The Olympics are over, but the improvements they left behind have
rendered Athens far more visitable than ever. For starters, the new
rail system has slashed the previously interminable trip from the
state-of-the-art airport to Syntagma Square into a quick jaunt.
Likewise, the new tram system, which debuted in 2004, has brought
the sparkling coastal areas of Athens and many of the new
performance and athletic venues in the city within easy reach for
visitors. But there’s far more changes than a few new choo-choos.
The Gasworks district is now the hot spot for nightlife, museums
have been modernized and even one of the greatest tourist sites in
the world, the Acropolis, has seen improvements in accessibility
and to its onsite museum.
For the Olympics, two-thirds of Athens’ 70,000 hotel rooms were
renovated, and 1,500 luxury rooms were added to the hotel stock.
While some Athens properties tried to charge the inflated Olympics
rates into this year, most prices have come back down to reasonable
Although I must recommend the Hotel Grande Bretagne. A
year-and-a-half renovation took the aging hotel’s 400 rooms down to
327 sharp, gorgeous rooms with overstuffed furniture and high-speed
Internet access. The deluxe rooms have views of the Greek
parliament and Lykabettos Hill. The furnishings are posh, but
tasteful, British in the best way. The cozy and elegant hotel bar,
Alexander’s, was named by Forbes.com as the best hotel bar in the
world. A former royal palace, the property was first built in 1862
and opened as a hotel in 1874. A $100 million renovation culminated
with the hotel’s reopening in March 2003. It now operates under the

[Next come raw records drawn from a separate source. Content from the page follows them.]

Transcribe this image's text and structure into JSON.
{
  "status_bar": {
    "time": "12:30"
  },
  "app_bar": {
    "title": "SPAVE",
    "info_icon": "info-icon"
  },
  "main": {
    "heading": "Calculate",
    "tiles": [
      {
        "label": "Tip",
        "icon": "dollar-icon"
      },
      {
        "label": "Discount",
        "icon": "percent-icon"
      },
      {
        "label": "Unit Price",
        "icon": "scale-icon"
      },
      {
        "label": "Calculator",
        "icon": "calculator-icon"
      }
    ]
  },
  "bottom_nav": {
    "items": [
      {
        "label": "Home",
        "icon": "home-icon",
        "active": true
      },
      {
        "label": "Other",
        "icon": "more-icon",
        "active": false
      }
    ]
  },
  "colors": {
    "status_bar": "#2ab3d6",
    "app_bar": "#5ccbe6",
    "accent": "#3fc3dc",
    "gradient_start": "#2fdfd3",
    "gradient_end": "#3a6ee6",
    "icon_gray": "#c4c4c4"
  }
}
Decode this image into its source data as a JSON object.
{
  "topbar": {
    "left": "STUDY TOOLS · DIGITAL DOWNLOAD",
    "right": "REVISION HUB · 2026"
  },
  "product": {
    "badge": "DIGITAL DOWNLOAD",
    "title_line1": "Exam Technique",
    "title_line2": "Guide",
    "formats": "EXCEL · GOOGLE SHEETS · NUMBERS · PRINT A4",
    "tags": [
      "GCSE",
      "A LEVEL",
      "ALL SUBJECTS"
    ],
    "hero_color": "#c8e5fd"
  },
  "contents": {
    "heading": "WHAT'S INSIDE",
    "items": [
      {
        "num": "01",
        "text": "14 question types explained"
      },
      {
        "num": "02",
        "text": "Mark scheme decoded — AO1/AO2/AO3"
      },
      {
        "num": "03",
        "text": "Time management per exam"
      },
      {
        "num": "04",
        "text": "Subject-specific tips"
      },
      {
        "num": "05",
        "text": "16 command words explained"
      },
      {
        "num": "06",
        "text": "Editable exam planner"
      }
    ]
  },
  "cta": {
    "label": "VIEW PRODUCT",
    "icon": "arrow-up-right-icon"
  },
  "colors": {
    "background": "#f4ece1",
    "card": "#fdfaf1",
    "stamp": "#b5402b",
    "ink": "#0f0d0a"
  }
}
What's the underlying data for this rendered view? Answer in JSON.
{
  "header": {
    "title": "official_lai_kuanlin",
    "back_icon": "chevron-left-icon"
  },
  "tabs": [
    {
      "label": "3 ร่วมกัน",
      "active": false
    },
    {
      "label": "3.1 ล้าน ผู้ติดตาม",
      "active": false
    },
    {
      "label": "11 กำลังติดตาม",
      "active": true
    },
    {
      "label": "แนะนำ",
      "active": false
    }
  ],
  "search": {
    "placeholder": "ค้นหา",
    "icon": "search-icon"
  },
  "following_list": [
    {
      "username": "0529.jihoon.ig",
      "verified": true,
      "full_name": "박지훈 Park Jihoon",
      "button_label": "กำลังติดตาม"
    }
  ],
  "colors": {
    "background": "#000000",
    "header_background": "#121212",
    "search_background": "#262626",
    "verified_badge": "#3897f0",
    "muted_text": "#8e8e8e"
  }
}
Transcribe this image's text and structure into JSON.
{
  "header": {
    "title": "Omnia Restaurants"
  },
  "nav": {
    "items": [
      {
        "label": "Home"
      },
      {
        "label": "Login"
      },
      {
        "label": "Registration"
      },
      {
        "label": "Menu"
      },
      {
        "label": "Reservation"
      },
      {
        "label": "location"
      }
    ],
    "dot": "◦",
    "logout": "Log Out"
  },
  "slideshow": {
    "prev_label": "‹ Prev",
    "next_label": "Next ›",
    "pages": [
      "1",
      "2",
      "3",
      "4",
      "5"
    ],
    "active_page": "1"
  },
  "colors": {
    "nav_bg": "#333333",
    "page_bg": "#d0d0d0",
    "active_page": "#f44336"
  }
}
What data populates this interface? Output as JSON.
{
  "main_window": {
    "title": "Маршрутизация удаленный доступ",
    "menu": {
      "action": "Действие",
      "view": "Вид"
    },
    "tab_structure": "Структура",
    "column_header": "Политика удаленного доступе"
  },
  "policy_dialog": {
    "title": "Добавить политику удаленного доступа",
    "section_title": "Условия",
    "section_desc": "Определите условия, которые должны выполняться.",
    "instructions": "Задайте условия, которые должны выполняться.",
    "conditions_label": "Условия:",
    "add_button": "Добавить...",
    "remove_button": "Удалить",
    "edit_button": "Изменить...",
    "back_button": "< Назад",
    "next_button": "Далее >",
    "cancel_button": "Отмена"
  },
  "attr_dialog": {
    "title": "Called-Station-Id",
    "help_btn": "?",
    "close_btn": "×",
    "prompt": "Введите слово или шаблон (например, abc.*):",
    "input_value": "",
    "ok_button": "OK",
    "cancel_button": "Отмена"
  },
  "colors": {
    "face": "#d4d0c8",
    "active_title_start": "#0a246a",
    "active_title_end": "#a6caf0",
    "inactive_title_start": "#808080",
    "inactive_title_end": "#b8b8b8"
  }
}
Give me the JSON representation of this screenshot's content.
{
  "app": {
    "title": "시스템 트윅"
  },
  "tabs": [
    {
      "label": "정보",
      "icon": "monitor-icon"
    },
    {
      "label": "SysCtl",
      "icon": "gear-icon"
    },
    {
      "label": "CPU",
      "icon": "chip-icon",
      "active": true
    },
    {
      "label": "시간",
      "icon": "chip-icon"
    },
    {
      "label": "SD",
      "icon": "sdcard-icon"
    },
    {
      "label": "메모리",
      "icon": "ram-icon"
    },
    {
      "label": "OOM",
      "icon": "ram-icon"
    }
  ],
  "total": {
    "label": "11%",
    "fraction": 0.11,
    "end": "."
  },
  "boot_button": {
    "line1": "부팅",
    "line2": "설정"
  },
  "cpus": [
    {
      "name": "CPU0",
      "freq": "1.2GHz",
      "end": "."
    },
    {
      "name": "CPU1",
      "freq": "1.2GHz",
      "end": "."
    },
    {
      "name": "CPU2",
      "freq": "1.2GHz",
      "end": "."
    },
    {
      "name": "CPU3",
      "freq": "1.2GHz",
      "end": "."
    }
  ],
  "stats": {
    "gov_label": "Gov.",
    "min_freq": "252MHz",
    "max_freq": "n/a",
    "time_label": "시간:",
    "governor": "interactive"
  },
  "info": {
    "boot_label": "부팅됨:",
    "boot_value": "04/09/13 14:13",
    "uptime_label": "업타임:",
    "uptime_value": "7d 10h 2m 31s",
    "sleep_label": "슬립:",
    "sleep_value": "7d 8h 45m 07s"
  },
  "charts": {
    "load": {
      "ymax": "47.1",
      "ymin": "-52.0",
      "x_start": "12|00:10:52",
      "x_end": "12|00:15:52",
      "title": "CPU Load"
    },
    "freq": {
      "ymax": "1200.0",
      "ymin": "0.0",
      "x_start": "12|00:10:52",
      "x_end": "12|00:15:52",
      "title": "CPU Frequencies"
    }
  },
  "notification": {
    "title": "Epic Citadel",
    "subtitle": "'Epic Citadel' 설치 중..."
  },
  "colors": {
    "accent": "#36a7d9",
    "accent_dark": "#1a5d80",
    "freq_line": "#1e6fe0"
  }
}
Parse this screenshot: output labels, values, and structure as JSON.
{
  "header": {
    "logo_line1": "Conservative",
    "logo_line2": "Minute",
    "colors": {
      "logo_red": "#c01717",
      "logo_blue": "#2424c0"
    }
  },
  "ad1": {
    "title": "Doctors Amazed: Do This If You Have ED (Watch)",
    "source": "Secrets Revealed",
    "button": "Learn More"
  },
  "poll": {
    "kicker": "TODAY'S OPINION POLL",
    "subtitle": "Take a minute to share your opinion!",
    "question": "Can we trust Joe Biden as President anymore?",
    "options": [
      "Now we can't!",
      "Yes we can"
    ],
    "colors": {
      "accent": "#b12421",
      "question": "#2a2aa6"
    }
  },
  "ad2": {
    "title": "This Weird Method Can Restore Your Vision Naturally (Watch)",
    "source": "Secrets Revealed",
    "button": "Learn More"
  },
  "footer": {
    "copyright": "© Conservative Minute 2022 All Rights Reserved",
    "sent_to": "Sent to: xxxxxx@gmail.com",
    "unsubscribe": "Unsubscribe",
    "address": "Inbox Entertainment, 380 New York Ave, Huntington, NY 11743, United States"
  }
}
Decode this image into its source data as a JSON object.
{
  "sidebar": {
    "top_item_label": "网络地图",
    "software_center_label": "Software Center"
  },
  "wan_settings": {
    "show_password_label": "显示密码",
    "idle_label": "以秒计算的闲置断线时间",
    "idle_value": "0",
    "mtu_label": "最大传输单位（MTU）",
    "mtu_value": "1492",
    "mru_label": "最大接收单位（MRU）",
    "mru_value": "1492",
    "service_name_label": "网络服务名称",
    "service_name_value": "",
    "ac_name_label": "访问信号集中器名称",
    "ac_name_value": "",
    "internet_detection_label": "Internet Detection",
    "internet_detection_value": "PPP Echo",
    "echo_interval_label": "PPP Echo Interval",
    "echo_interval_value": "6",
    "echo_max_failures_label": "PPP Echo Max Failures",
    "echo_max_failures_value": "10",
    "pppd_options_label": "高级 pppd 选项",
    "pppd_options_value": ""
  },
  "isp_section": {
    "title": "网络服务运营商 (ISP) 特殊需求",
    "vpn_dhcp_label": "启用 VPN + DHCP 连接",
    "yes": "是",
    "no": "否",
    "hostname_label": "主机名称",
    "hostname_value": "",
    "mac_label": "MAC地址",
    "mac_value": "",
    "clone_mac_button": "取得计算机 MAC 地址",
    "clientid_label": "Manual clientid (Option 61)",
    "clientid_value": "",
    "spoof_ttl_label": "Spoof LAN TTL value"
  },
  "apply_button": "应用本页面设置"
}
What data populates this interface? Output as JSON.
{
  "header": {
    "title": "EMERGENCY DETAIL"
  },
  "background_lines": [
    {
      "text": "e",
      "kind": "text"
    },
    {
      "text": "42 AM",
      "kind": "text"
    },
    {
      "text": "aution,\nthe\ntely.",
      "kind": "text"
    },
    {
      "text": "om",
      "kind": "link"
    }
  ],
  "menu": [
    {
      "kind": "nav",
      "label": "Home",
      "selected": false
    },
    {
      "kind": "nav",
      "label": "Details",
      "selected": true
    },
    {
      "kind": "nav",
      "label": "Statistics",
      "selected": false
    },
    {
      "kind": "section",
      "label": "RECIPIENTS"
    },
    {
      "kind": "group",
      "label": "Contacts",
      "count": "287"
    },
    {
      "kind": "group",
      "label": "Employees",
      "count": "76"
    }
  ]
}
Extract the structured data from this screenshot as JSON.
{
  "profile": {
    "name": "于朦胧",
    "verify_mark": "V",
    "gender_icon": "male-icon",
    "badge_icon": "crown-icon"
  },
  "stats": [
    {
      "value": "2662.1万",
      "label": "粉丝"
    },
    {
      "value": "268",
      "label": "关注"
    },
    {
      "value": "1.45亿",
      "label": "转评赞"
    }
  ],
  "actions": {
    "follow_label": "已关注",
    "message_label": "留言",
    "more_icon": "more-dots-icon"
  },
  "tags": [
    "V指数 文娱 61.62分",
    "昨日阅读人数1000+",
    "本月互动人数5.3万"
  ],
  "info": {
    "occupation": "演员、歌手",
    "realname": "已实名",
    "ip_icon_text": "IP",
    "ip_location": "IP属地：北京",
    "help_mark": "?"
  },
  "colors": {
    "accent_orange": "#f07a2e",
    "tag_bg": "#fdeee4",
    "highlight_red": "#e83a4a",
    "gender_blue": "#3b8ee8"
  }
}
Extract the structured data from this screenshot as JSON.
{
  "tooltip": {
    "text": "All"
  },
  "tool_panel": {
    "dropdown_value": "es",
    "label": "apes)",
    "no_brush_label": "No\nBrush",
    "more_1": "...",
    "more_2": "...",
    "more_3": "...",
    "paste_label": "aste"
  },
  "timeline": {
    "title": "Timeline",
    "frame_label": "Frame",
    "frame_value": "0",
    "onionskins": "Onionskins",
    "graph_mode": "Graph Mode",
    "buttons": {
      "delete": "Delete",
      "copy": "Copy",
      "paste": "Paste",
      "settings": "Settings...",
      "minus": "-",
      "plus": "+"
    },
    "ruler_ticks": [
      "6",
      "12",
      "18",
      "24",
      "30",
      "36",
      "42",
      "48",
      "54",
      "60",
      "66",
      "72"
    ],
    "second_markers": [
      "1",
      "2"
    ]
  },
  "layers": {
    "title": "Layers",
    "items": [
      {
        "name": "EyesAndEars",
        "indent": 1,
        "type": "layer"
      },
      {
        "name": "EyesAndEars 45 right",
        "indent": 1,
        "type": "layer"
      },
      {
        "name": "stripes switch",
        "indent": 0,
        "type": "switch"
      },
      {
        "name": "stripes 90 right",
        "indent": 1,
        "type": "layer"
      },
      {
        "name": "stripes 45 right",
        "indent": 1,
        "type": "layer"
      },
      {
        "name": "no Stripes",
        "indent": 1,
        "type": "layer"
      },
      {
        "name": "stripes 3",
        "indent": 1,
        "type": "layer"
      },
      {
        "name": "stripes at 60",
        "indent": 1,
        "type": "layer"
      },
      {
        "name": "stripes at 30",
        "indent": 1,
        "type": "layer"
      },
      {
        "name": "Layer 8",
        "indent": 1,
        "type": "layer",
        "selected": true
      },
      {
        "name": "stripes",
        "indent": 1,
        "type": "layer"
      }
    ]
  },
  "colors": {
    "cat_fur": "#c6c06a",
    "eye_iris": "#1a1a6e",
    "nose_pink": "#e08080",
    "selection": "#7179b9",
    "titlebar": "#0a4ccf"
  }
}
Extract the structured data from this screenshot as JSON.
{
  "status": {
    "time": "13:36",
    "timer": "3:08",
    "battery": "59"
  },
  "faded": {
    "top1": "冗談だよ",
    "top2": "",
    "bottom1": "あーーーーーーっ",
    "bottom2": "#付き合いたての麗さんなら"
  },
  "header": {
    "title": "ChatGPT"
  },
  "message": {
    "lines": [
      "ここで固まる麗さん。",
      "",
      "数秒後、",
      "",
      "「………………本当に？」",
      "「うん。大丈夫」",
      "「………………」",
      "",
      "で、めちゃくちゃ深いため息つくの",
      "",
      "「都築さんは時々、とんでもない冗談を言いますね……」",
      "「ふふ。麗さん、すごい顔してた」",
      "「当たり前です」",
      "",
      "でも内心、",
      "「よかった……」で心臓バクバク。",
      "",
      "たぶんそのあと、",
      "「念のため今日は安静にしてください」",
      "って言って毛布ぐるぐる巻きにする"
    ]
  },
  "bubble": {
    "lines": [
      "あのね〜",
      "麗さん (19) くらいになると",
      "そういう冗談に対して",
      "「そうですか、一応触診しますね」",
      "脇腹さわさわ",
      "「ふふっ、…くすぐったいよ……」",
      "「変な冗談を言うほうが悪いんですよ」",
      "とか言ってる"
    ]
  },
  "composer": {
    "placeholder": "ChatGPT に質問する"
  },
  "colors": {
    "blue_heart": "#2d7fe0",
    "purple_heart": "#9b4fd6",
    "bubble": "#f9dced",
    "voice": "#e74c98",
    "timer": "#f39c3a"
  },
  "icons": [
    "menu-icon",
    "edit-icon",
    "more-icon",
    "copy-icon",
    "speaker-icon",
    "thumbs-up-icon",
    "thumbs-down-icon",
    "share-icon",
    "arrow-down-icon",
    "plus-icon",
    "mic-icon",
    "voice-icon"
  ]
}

Starwood chain’s Luxury Collection brand.
Athens offers other lodging, including some new boutique options.
In the Gasworks district, not far from the Acropolis, the
five-story hotel Eridanus has views of the old city, as well as
rooms with onyx baths and original paintings by a noted Greek
Clients can also check into the Hilton, which reopened for the
Olympics after a year-and-a-half renovation. The rooms were gutted
and completely refurbished, and an indoor swimming pool is the
highlight of the new spa.
As for transportation, tell clients to avoid renting a car. Driving
can be fun on the islands, but not in Athens. Instead, clients
should rely on the new tram and subway systems and, of course,
their feet: Most of the great archeological sites and the best
shopping, both ritzy and bargain, are located in the
pedestrian-friendly area of central Athens, near the Monastiraki
subway stop. That said, Athens’ taxis are one of the world’s great
bargains. Long cross-city trips can cost less than $5, and a trip
from the airport to downtown is about $15.
Aside from the new, Athens remains a showcase of the old. Clients
should see the city’s museums and artworks, which span the 21st
century B.C. to the 21st century A.D. In my opinion, there’s
nothing more stunning than the Caryatids at the Acropolis museum.
The range of Greek history into the modern age can also be seen at
the Folk Art Museum and the Popular Musical Instruments Museum.
The capital of Greece has been something to see for thousands of
years, and it remains so.
Hotel Grande Bretagne
Greek National Tourism Organization